Welcome to The Otter Guy

We’re more than just a water taxi company! The Otter Guy is Canada’s largest water taxi fleet and the pride and joy of the Inner Harbour. Whether you’re travelling to the island for the day, looking for a boat ride or commuting back and forth on the lake, The Otter Guy is there to meet your needs.

Our driver’s are all Transport Canada certified Captains hired for their great social skills and their focus on safety and customer service. Our deck hands, cashiers and dock handlers are hired through the Canadian Sea Cadet program bringing with them not only experience on the water, but enthusiasm and love for the job.

In addition to the longest passenger dock in the city, we also house the Toronto Marine Safety School where we train commercial marine operators in the off-season in conjunction with Georgian College and Transport Canada. It is The Otter Guy’s way of ensuring that our training and hiring process is of the highest quality.

In the 2020 season, we will be adding Toronto’s only, high-speed electric water passenger service. Our commitment to addressing global warming, a changing environment and a fossil free lake starts with us. Eventually all of our fossil fuel boats will be replaced by green, electric vessels capable of transporting our customers in a safe and quick fashion without the pollution we have grown accustomed to.

Our fleet has 17 boats ranging from standard 12 passenger boats to small and agile 6 passenger boats for special trips. Our larger boats will accommodate up to 100 passengers as we will be upgrading our regularly scheduled service from the Yonge St. Water taxi Terminal to Ward’s Island in the new year as well as expanding our service to include Humber Bay Shores, Ontario Place and eventually Mississauga to our growing points of departure.

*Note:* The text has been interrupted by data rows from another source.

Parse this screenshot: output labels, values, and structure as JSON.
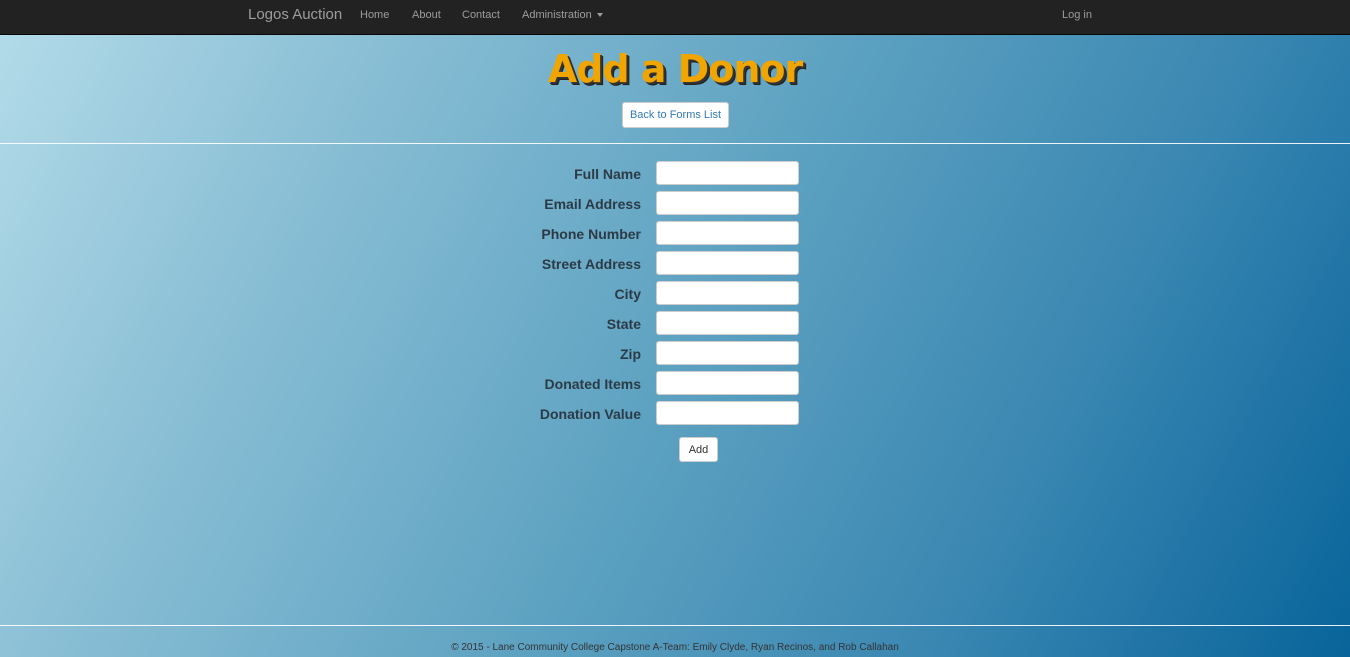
{
  "navbar": {
    "brand": "Logos Auction",
    "links": [
      "Home",
      "About",
      "Contact",
      "Administration"
    ],
    "login": "Log in"
  },
  "page": {
    "title": "Add a Donor",
    "back_button": "Back to Forms List"
  },
  "form": {
    "fields": [
      {
        "label": "Full Name",
        "value": ""
      },
      {
        "label": "Email Address",
        "value": ""
      },
      {
        "label": "Phone Number",
        "value": ""
      },
      {
        "label": "Street Address",
        "value": ""
      },
      {
        "label": "City",
        "value": ""
      },
      {
        "label": "State",
        "value": ""
      },
      {
        "label": "Zip",
        "value": ""
      },
      {
        "label": "Donated Items",
        "value": ""
      },
      {
        "label": "Donation Value",
        "value": ""
      }
    ],
    "submit": "Add"
  },
  "footer": {
    "text": "© 2015 - Lane Community College Capstone A-Team: Emily Clyde, Ryan Recinos, and Rob Callahan"
  },
  "colors": {
    "navbar_bg": "#222222",
    "nav_text": "#9d9d9d",
    "title": "#f0a500",
    "link": "#337ab7"
  }
}
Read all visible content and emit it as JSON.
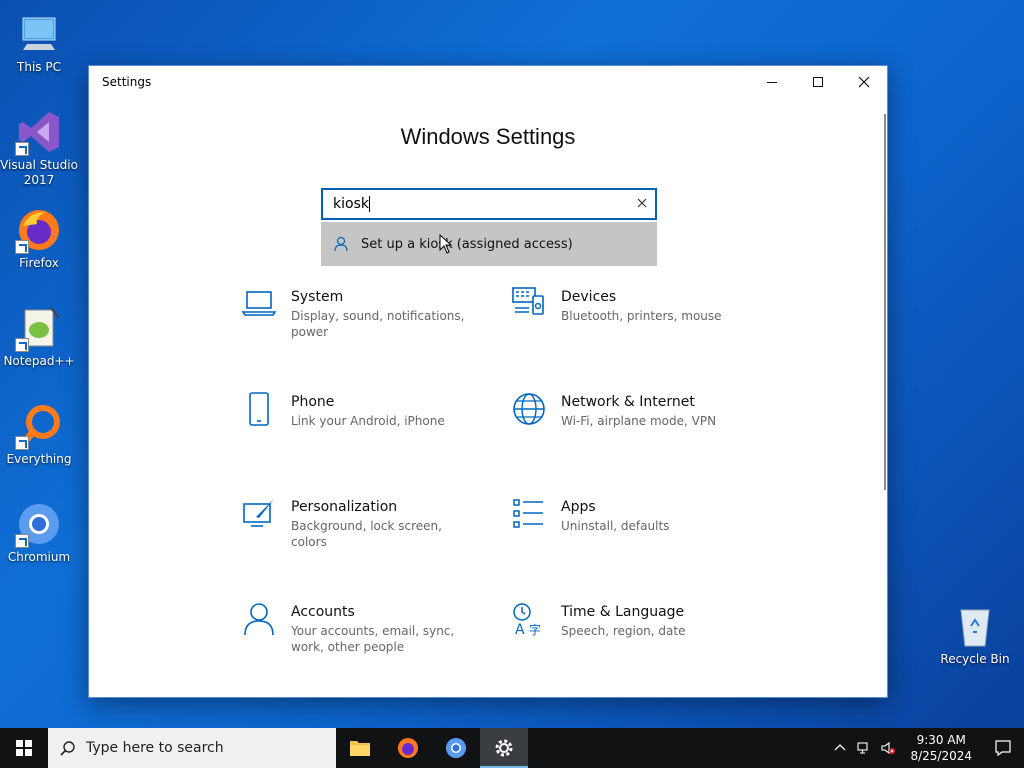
{
  "desktop": {
    "icons": [
      {
        "label": "This PC"
      },
      {
        "label": "Visual Studio 2017"
      },
      {
        "label": "Firefox"
      },
      {
        "label": "Notepad++"
      },
      {
        "label": "Everything"
      },
      {
        "label": "Chromium"
      },
      {
        "label": "Recycle Bin"
      }
    ]
  },
  "window": {
    "title": "Settings",
    "heading": "Windows Settings",
    "search": {
      "value": "kiosk",
      "suggestion": "Set up a kiosk (assigned access)"
    },
    "tiles": [
      {
        "title": "System",
        "desc": "Display, sound, notifications, power",
        "icon": "laptop-icon"
      },
      {
        "title": "Devices",
        "desc": "Bluetooth, printers, mouse",
        "icon": "devices-icon"
      },
      {
        "title": "Phone",
        "desc": "Link your Android, iPhone",
        "icon": "phone-icon"
      },
      {
        "title": "Network & Internet",
        "desc": "Wi-Fi, airplane mode, VPN",
        "icon": "globe-icon"
      },
      {
        "title": "Personalization",
        "desc": "Background, lock screen, colors",
        "icon": "paintbrush-icon"
      },
      {
        "title": "Apps",
        "desc": "Uninstall, defaults",
        "icon": "apps-list-icon"
      },
      {
        "title": "Accounts",
        "desc": "Your accounts, email, sync, work, other people",
        "icon": "person-icon"
      },
      {
        "title": "Time & Language",
        "desc": "Speech, region, date",
        "icon": "time-language-icon"
      }
    ]
  },
  "taskbar": {
    "search_placeholder": "Type here to search",
    "time": "9:30 AM",
    "date": "8/25/2024"
  },
  "colors": {
    "accent": "#0063b1",
    "icon_blue": "#0067c0"
  }
}
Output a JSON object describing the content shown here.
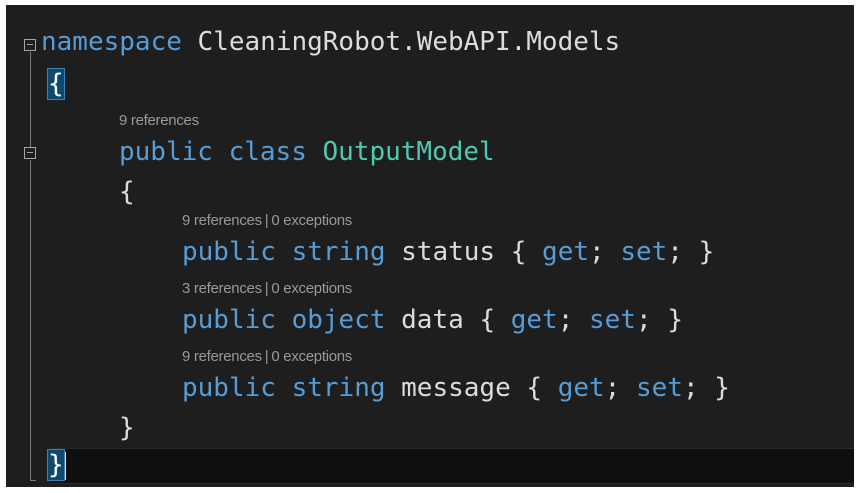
{
  "editor": {
    "lines": [
      {
        "keyword": "namespace",
        "name": "CleaningRobot.WebAPI.Models"
      },
      {
        "open_brace": "{"
      },
      {
        "codelens": {
          "references": "9 references"
        }
      },
      {
        "modifier": "public",
        "keyword": "class",
        "type_name": "OutputModel"
      },
      {
        "open_brace": "{"
      },
      {
        "codelens": {
          "references": "9 references",
          "separator": "|",
          "exceptions": "0 exceptions"
        }
      },
      {
        "modifier": "public",
        "type": "string",
        "name": "status",
        "accessor_open": "{",
        "get": "get",
        "semi": ";",
        "set": "set",
        "accessor_close": "}"
      },
      {
        "codelens": {
          "references": "3 references",
          "separator": "|",
          "exceptions": "0 exceptions"
        }
      },
      {
        "modifier": "public",
        "type": "object",
        "name": "data",
        "accessor_open": "{",
        "get": "get",
        "semi": ";",
        "set": "set",
        "accessor_close": "}"
      },
      {
        "codelens": {
          "references": "9 references",
          "separator": "|",
          "exceptions": "0 exceptions"
        }
      },
      {
        "modifier": "public",
        "type": "string",
        "name": "message",
        "accessor_open": "{",
        "get": "get",
        "semi": ";",
        "set": "set",
        "accessor_close": "}"
      },
      {
        "close_brace": "}"
      },
      {
        "close_brace": "}"
      }
    ]
  },
  "colors": {
    "background": "#1e1e1e",
    "keyword": "#569cd6",
    "type_name": "#4ec9b0",
    "identifier": "#dcdcdc",
    "codelens": "#999999",
    "brace_highlight": "#0e4a6f"
  },
  "icons": [
    "collapse-icon"
  ]
}
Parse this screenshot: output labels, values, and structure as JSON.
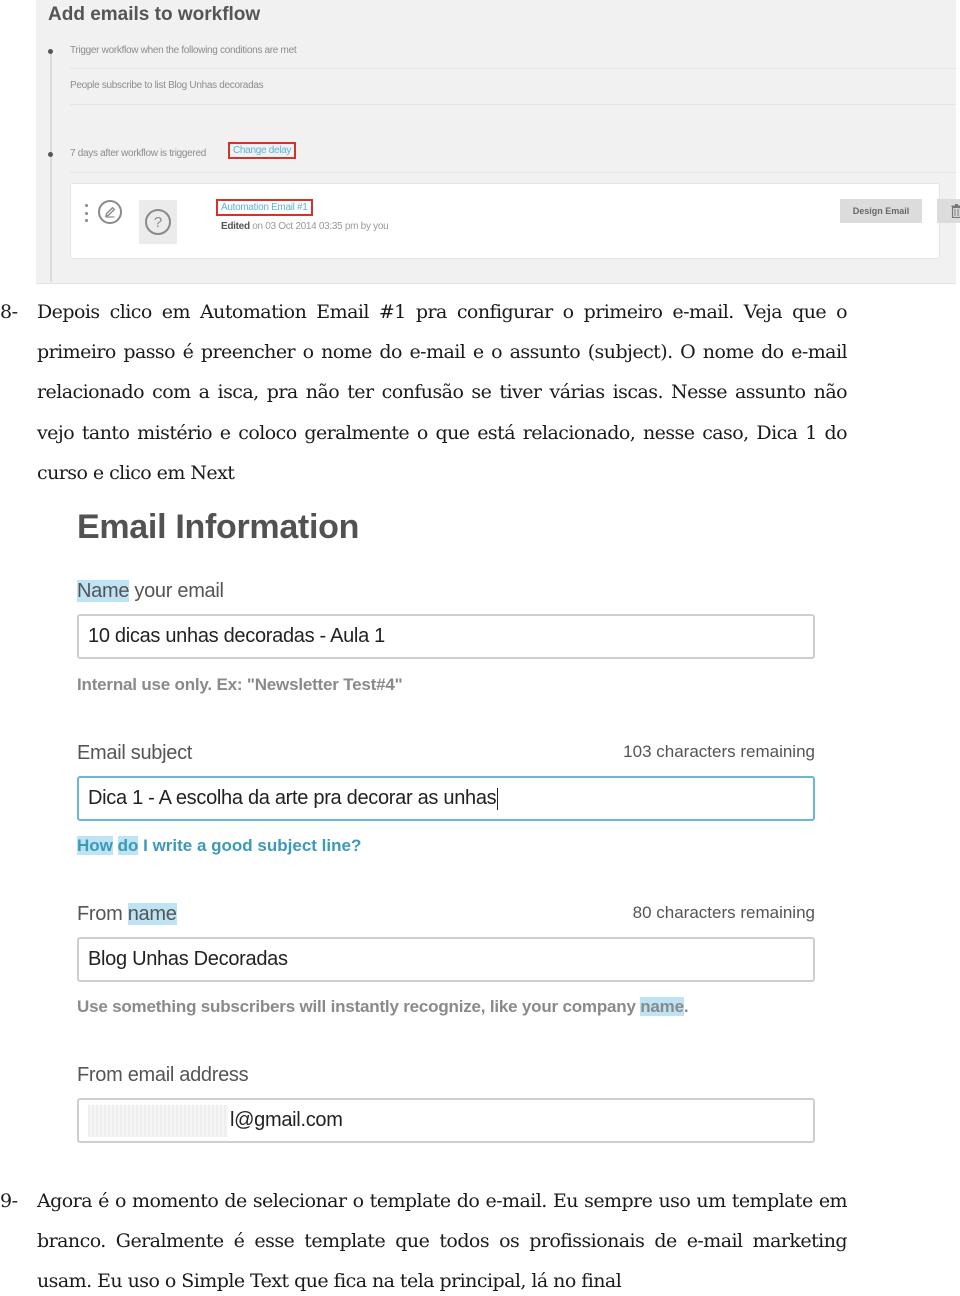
{
  "workflow_screenshot": {
    "title": "Add emails to workflow",
    "trigger": {
      "label": "Trigger workflow when the following conditions are met",
      "condition": "People subscribe to list Blog Unhas decoradas"
    },
    "delay": {
      "label": "7 days after workflow is triggered",
      "change_link": "Change delay"
    },
    "email_card": {
      "name_link": "Automation Email #1",
      "edited_bold": "Edited",
      "edited_rest": "on 03 Oct 2014 03:35 pm by you",
      "design_button": "Design Email",
      "delete_icon": "trash-icon",
      "edit_icon": "pencil-icon",
      "thumbnail_icon": "question-mark-icon",
      "drag_icon": "drag-handle-icon"
    },
    "highlight_box_color": "#d0342c",
    "link_color": "#5ab4d6"
  },
  "paragraphs": [
    {
      "number": "8-",
      "text": "Depois clico em Automation Email #1 pra configurar o primeiro e-mail. Veja que o primeiro passo é preencher o nome do e-mail e o assunto (subject). O nome do e-mail relacionado com a isca, pra não ter confusão se tiver várias iscas. Nesse assunto não vejo tanto mistério e coloco geralmente o que está relacionado, nesse caso, Dica 1 do curso e clico em Next"
    },
    {
      "number": "9-",
      "text": "Agora é o momento de selecionar o template do e-mail. Eu sempre uso um template em branco. Geralmente é esse template que todos os profissionais de e-mail marketing usam. Eu uso o Simple Text que fica na tela principal, lá no final"
    }
  ],
  "email_form": {
    "title": "Email Information",
    "name_field": {
      "label_highlight": "Name",
      "label_rest": " your email",
      "value": "10 dicas unhas decoradas - Aula 1",
      "help": "Internal use only. Ex: \"Newsletter Test#4\""
    },
    "subject_field": {
      "label": "Email subject",
      "counter": "103 characters remaining",
      "value": "Dica 1 - A escolha da arte pra decorar as unhas",
      "help_hl1": "How",
      "help_sp1": " ",
      "help_hl2": "do",
      "help_rest": " I write a good subject line?"
    },
    "from_name_field": {
      "label_rest": "From ",
      "label_highlight": "name",
      "counter": "80 characters remaining",
      "value": "Blog Unhas Decoradas",
      "help_rest": "Use something subscribers will instantly recognize, like your company ",
      "help_highlight": "name",
      "help_end": "."
    },
    "from_email_field": {
      "label": "From email address",
      "value_visible": "l@gmail.com"
    },
    "highlight_color": "#bde3f5",
    "focus_color": "#6ab8cf"
  }
}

The Otter Guy Inc. also works with K-12 schools and several Not-For-Profit organizations to provide educational field trips. To enquire about our field trips, just email us at fieldtrips@otterguy.ca

Finally , our multilingual staff speak over 40 languages. Whether you’re comfortable speaking Urdu, Russian or Mandarin, our multi-lingual staff will do their best to ensure that you will have a safe and fun trip to the best of our parks, the Toronto Islands!

Some visitors will want to go for a boat ride or a skyline photo opportunity, but most visitors use the water taxis to visit the Toronto Islands. The Toronto Islands are Toronto’s version of Central Park in New York City, but with cottage-like homes, beautiful beaches, a wide assortment of events, history and of course nature in all its splendour. Unique restaurants, an amusement park and even a free zoo make this island paradise a wonderful retreat for locals as well as those who have traveled far and wide in anticipation of seeking out the best spots Toronto has to offer.

While many Torontonians take the islands for granted as our own personal 820 acres of parkland, it wasn’t until 1953 when the newly created Metropolitan Toronto Council decided to demolish homes and businesses and turn all of it into parkland. The demolition began in earnest and by the end of the decade, only a few homes at the eastern end of Ward’s Island and on Algonquin Island were all that remained. The City destroyed most of the cottages and homes that had stretched from Hanlan’s Point to the Eastern Gap and the urban centre of this community, replete with such amenities as a movie theatre, a bowling alley, stores, hotels, and dance halls all gave way to the City’s vision of a common ground for everyone to enjoy.

Now the Islands are North America’s largest urban car-free zone. Bicycles rule the day as people travel from island to island with connecting bridges or else they hop aboard convenient water taxis for a relaxing cruise through the canals and lagoons. Every visitor has a feel of being hundreds of miles north of the hustle and bustle of city life, but in reality the Islands are just a mile south of Canada’ largest metropolitan area buffered by the cool waters of Lake Ontario and the Inner Harbour.

Toronto Island Map